Following the Nexus World Housing complex, Tenjin Business Center signals a newfound ambition for urban renewal and growth. It also marks the next generation of collaboration between OMA, the city of Fukuoka, and Fukuoka Jisho. We believe this project was made possible by the fortuitous alignment of three people of the same generation—Shohei Shigematsu, a Fukuoka native; Ichiro Enomoto, the new CEO of Fukuoka Jisho (son of Kazuhiko Enomoto, former CEO who commissioned Nexus World Housing); and mayor Soichiro Takashima.
Tenjin Business Center will be the first development under the mayor’s Tenjin Big Bang initiative to stimulate the district’s formation as an Asian business hub and startup city. We wanted to create a building that is not just a symbol of success but also an incubator and space for discourse that harnesses the energy and activities of the neighborhood. How can we make an office building that suggests a new generation and reflects Fukuoka’s existing urban context?
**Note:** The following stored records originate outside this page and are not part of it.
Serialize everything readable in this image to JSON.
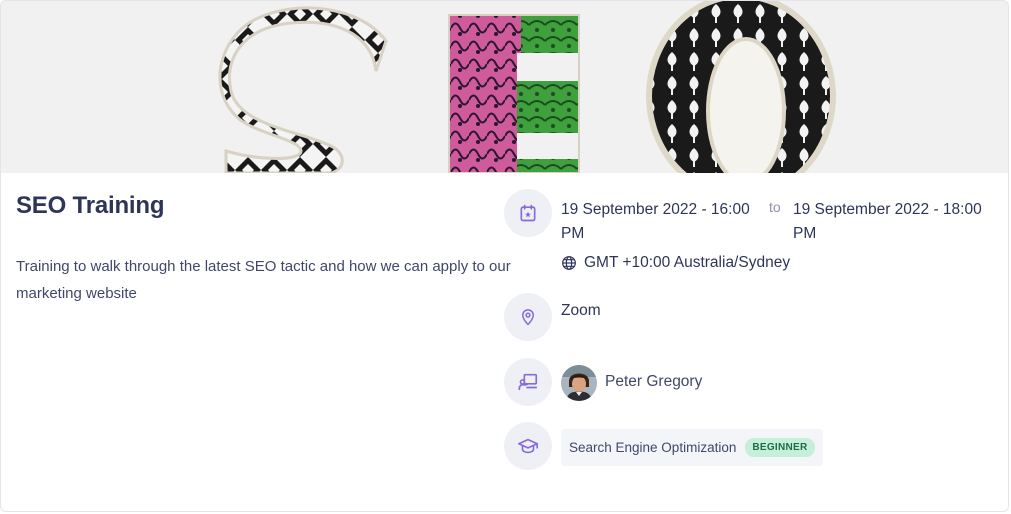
{
  "event": {
    "title": "SEO Training",
    "description": "Training to walk through the latest SEO tactic and how we can apply to our marketing website",
    "start": "19 September 2022 - 16:00 PM",
    "to_label": "to",
    "end": "19 September 2022 - 18:00 PM",
    "timezone": "GMT +10:00 Australia/Sydney",
    "location": "Zoom",
    "instructor": "Peter Gregory",
    "course": "Search Engine Optimization",
    "level": "BEGINNER"
  },
  "icons": {
    "date": "calendar-star-icon",
    "timezone": "globe-icon",
    "location": "map-pin-icon",
    "instructor": "presentation-icon",
    "course": "graduation-cap-icon"
  },
  "colors": {
    "accent": "#8a6ad8",
    "title": "#2f3559",
    "badge_bg": "#c6efd9",
    "badge_text": "#1f6b49"
  }
}
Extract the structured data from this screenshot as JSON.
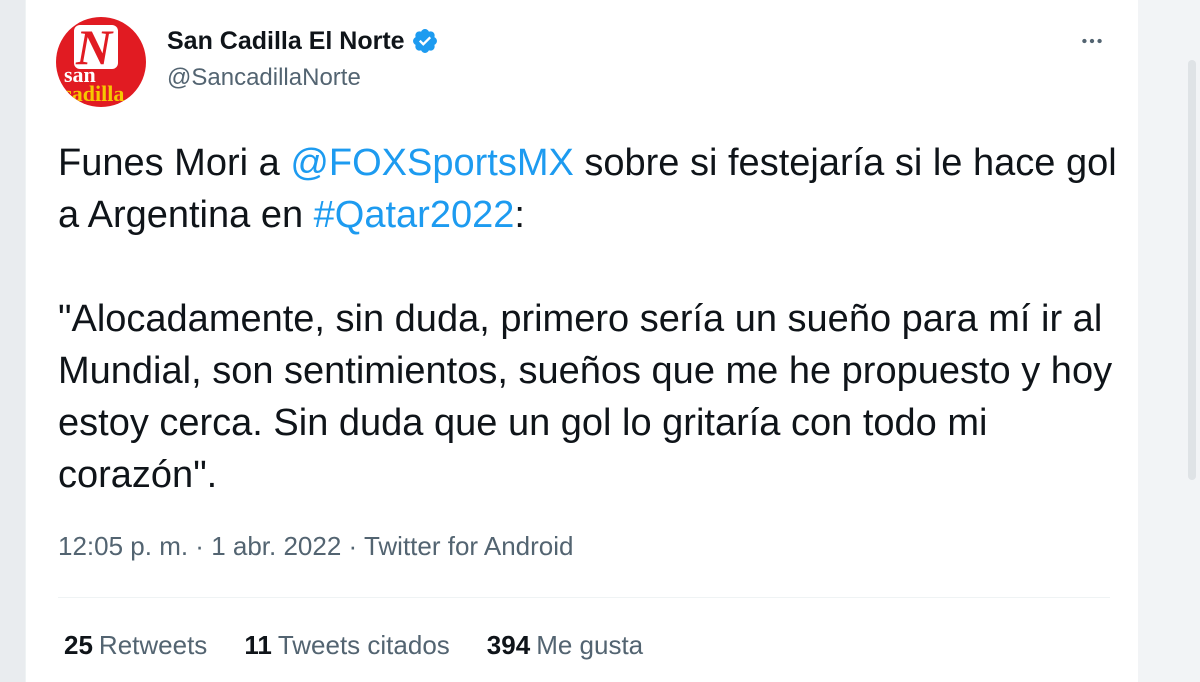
{
  "account": {
    "display_name": "San Cadilla El Norte",
    "handle": "@SancadillaNorte",
    "avatar": {
      "logo_text": [
        "N",
        "san",
        "cadilla"
      ],
      "colors": {
        "background": "#e11b22",
        "accent": "#f6c700"
      }
    }
  },
  "tweet": {
    "text_part1_prefix": "Funes Mori a ",
    "mention": "@FOXSportsMX",
    "text_part1_middle": " sobre si festejaría si le hace gol a Argentina en ",
    "hashtag": "#Qatar2022",
    "text_part1_suffix": ":",
    "quote": "\"Alocadamente, sin duda, primero sería un sueño para mí ir al Mundial, son sentimientos, sueños que me he propuesto y hoy estoy cerca. Sin duda que un gol lo gritaría con todo mi corazón\"."
  },
  "meta": {
    "time": "12:05 p. m.",
    "separator": " · ",
    "date": "1 abr. 2022",
    "source": "Twitter for Android"
  },
  "stats": {
    "retweets_count": "25",
    "retweets_label": "Retweets",
    "quotes_count": "11",
    "quotes_label": "Tweets citados",
    "likes_count": "394",
    "likes_label": "Me gusta"
  },
  "icons": {
    "verified": "verified-badge-icon",
    "more": "more-options-icon"
  },
  "colors": {
    "link": "#1d9bf0",
    "text": "#0f1419",
    "secondary": "#536471"
  }
}
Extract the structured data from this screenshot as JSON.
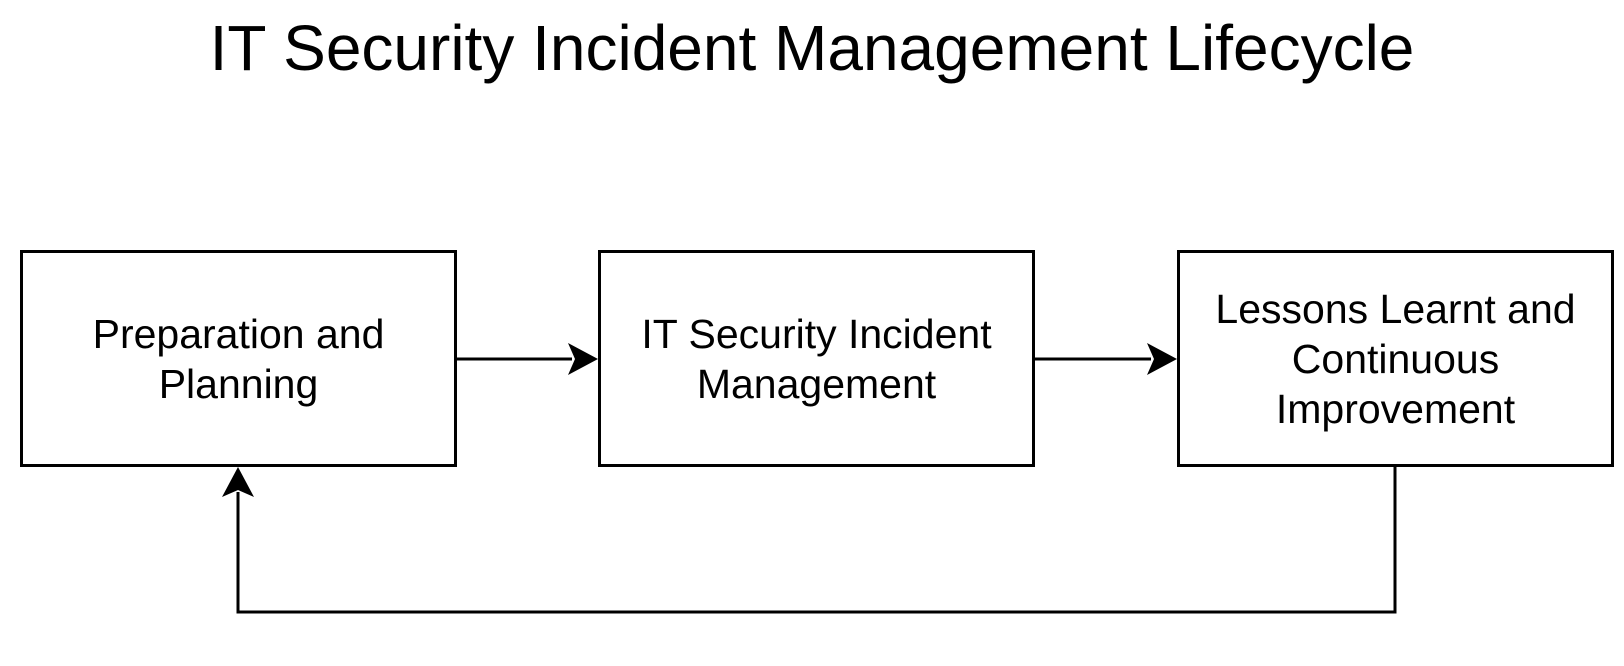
{
  "diagram": {
    "title": "IT Security Incident Management Lifecycle",
    "nodes": [
      {
        "id": "prep",
        "label": "Preparation and\nPlanning"
      },
      {
        "id": "mgmt",
        "label": "IT Security Incident\nManagement"
      },
      {
        "id": "lessons",
        "label": "Lessons Learnt and\nContinuous\nImprovement"
      }
    ],
    "edges": [
      {
        "from": "prep",
        "to": "mgmt"
      },
      {
        "from": "mgmt",
        "to": "lessons"
      },
      {
        "from": "lessons",
        "to": "prep"
      }
    ]
  }
}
The site is located at the intersection of two major axes: Meiji-dori—the city’s established avenue of a commerce lined with financial offices—and Inabacho-dori—an organic pedestrian corridor linked to the City Hall Plaza and Galleria and lined with intimate cafes. Below ground, the site connects to a subway station and shopping concourse. The building program is predominantly workspace, within a given massing that is neither low-rise nor tower.
Office buildings are often quite sober and withdrawn from public life. The introverted typology internalizes its atriums and lobbies, shrouding its best assets. Our approach was to excavate the facade on the corner of Meiji-dori and Inabacho-dori to articulate the convergence of two different urban activities. This gesture enhances two conditions simultaneously—they reveal the internal activity of the office and draw in public activity at the new entry plaza.
Within the carved out corner is a six-story atrium that reinforces the inside/outside visual connection and draws natural light down to the lower-level concourse linked to the area’s underground pedestrian, retail, and transit network. The excavation is calibrated as three-dimensional pixels that break down the building to a human scale. The pixelated facade forms a series of soffit surfaces above, activated with signage and lighting that reinforce a sense of place at the convergence point.
Setbacks at the opposing upper level provide green terraces for offices. In respect to the nature in the city, we symbolically introduce terraces with panoramic views to the often-overlooked Naka River and Hakata Bay. Together, the two pixelated edges round out the building to create a sense of softness like that of a melting ice cube.
The eroded corners soften the edge between the public domain and the private office building, generating an openness for the activity along Fukuoka’s main civic and commercial thoroughfares. As the first development in the Tenjin Big Bang initiative, we wanted it to set a precedent for the adjacent buildings to come—activated intersections and plazas at each building creating a network of public zones that knit the new district together.